“Vaccinating teenagers will give parents the confidence to send them to school and help them resume normal activities while maintaining Covid appropriate behaviour,” Arora mentioned.
Since the start of the vaccination drive for the 15 to 18 age group on January 3, over three crore teens have been vaccinated with the primary dose thus far. As per an estimation, there are round 7.50 crore teens on this age bracket in India to whom vaccine pictures will likely be administered.
Talking about Ahmedabad-based Zydus Cadilla’s ZyCovD vaccine, the world’s first plasmid-DNA vaccine accredited for these above 12 years, Arora mentioned, “Since it is the first DNA vaccine, the government wants to be doubly sure of its safety before providing it to children. So, its first one crore doses will be given to adults.”
“The vaccine was found to be absolutely safe and highly efficacious during the trials. We are sure that it will soon be available for children as well,” he mentioned.
“Data shows that children are as susceptible to catching the infection as adults are. The vaccine protects against severe disease. The older teenagers are quite socially active and so they are at a higher risk of catching the virus as compared to younger kids.
“By vaccinating them, we’re not solely safeguarding them, but in addition stopping the chain of transmission to a fantastic extent”, said Praveen Kumar, associate professor of paediatrics at Lady Hardinge Medical College, New Delhi.
On vaccine’s side-effects among teens, Manju Puri, consultant gynaecologist at Lady Hardinge Medical College, said that it is a time-tested technology which is both safe and efficacious.

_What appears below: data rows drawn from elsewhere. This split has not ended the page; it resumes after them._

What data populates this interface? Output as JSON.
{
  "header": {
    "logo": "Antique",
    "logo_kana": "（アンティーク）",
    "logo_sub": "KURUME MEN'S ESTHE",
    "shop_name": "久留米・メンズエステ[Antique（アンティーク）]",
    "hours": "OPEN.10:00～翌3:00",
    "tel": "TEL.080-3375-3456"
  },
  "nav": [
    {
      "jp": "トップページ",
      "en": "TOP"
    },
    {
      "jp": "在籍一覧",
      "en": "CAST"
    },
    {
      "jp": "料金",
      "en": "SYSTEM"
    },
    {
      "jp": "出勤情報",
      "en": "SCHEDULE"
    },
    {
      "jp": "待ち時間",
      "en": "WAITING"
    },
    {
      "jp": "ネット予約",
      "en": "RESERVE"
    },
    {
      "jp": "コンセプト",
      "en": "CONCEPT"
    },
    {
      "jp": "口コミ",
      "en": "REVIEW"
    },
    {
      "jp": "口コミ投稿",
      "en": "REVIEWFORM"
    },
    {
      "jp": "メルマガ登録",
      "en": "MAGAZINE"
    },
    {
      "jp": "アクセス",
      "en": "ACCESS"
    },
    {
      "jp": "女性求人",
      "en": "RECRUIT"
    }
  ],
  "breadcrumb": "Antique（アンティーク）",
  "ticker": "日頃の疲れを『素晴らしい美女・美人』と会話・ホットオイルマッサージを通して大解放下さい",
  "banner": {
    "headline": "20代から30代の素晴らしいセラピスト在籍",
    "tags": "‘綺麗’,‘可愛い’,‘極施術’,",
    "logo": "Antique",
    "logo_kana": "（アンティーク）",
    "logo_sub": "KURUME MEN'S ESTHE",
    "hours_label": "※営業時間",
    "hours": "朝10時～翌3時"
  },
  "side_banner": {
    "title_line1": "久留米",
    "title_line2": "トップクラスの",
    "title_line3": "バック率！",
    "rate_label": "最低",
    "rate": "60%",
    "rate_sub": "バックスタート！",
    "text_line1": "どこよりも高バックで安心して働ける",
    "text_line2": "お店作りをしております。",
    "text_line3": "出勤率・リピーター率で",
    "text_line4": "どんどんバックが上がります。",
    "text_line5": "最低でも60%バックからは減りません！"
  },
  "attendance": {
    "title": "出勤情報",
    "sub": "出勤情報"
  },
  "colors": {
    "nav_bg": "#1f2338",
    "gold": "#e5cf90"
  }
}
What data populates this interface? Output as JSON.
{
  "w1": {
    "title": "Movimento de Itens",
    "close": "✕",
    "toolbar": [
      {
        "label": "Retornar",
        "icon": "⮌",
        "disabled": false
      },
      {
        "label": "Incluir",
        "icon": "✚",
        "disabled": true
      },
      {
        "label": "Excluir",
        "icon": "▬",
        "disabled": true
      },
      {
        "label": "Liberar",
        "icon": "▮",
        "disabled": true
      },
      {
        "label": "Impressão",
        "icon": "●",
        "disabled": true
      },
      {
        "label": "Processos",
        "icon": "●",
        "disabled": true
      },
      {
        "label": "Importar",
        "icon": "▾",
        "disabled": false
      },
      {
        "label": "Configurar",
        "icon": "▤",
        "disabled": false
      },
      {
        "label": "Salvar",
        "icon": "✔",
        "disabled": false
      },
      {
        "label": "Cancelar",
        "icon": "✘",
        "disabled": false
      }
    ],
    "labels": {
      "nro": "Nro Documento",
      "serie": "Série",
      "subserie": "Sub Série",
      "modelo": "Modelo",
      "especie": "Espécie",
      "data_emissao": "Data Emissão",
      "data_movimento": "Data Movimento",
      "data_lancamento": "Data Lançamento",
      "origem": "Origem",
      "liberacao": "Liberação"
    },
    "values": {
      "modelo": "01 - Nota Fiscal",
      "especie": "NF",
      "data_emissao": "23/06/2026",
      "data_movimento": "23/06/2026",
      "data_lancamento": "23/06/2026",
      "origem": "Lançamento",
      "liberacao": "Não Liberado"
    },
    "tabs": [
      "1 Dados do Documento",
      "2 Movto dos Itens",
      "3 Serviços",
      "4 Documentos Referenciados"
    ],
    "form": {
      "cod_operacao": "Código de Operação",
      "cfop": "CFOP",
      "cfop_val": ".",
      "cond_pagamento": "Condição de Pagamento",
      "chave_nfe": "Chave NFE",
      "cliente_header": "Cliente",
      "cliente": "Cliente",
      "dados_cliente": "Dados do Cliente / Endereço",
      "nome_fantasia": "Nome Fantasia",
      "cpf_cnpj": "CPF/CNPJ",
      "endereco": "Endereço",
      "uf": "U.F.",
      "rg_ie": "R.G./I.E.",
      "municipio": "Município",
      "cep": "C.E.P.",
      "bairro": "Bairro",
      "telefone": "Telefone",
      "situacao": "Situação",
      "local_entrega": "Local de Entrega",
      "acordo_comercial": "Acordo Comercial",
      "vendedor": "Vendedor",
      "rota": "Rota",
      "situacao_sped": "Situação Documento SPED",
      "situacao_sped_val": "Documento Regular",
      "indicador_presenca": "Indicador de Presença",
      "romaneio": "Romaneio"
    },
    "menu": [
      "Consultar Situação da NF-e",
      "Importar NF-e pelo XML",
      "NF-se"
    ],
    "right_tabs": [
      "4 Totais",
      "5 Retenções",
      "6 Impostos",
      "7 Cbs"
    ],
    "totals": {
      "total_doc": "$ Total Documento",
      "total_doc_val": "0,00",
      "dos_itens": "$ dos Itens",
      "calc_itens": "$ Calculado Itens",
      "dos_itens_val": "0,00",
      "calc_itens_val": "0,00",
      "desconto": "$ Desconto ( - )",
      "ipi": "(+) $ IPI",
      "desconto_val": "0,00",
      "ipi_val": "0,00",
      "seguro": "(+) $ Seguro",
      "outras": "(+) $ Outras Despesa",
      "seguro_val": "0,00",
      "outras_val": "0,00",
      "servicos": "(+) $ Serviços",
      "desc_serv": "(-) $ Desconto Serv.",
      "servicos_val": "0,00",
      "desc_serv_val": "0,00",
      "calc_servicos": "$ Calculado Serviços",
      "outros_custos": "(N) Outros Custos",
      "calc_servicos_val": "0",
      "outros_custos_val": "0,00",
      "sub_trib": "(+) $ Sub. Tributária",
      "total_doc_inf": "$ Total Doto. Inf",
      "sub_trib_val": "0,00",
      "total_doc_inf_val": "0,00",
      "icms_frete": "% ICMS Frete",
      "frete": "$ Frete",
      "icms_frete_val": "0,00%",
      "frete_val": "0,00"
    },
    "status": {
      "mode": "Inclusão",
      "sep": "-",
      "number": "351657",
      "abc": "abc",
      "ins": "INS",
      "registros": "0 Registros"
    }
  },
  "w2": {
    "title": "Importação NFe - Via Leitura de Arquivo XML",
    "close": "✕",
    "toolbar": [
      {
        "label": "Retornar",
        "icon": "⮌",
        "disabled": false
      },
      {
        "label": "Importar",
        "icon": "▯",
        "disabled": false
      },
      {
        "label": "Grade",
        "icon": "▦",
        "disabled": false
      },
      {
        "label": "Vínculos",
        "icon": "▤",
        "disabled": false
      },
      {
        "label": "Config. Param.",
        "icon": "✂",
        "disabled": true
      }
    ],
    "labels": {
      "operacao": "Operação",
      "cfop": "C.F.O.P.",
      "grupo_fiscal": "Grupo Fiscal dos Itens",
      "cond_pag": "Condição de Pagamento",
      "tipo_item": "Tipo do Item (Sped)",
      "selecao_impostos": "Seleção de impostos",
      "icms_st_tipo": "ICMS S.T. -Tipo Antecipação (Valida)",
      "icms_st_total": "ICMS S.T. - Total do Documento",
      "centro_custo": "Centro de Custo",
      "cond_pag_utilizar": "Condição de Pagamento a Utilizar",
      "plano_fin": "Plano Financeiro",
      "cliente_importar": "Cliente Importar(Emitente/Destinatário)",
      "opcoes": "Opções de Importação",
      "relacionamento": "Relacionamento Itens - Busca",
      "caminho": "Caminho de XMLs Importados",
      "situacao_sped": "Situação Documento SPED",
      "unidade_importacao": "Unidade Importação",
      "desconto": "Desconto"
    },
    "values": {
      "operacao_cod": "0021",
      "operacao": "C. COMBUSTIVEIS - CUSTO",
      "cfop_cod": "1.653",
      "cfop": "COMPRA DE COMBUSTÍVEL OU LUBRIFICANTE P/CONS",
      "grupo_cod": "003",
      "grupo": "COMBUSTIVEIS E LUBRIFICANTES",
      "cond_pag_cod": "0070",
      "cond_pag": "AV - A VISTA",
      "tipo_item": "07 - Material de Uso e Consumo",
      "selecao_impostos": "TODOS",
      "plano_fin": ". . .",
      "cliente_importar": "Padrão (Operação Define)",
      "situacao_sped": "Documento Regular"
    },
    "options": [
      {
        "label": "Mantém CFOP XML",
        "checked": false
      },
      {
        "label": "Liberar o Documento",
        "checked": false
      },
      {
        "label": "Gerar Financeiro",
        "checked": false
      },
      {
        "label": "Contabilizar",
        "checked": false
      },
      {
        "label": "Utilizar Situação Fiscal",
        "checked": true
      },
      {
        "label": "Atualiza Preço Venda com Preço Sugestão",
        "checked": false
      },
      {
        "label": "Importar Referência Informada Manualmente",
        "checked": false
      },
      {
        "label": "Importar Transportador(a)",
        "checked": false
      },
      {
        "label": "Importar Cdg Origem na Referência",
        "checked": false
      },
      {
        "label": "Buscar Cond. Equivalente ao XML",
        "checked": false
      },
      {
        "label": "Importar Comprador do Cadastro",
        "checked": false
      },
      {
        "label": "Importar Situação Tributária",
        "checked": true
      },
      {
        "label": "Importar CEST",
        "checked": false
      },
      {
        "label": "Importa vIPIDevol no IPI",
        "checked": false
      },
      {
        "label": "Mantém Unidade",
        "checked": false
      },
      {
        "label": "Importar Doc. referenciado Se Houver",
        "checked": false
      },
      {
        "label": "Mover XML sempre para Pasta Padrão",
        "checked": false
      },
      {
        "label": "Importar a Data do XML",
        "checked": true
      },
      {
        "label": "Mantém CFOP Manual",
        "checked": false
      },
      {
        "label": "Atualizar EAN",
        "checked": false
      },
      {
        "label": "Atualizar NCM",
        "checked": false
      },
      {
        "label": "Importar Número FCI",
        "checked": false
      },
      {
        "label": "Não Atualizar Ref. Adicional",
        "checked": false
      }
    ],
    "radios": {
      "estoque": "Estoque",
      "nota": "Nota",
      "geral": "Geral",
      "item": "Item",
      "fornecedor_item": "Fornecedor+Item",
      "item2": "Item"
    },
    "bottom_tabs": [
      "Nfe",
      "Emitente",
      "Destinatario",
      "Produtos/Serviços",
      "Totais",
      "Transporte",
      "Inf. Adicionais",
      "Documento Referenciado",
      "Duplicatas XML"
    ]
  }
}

No major side-effects have been reported yet, she said, adding that children, like adults, may experience mild side-effects such as pain at the vaccine site, fatigue, or mild fever for a few days.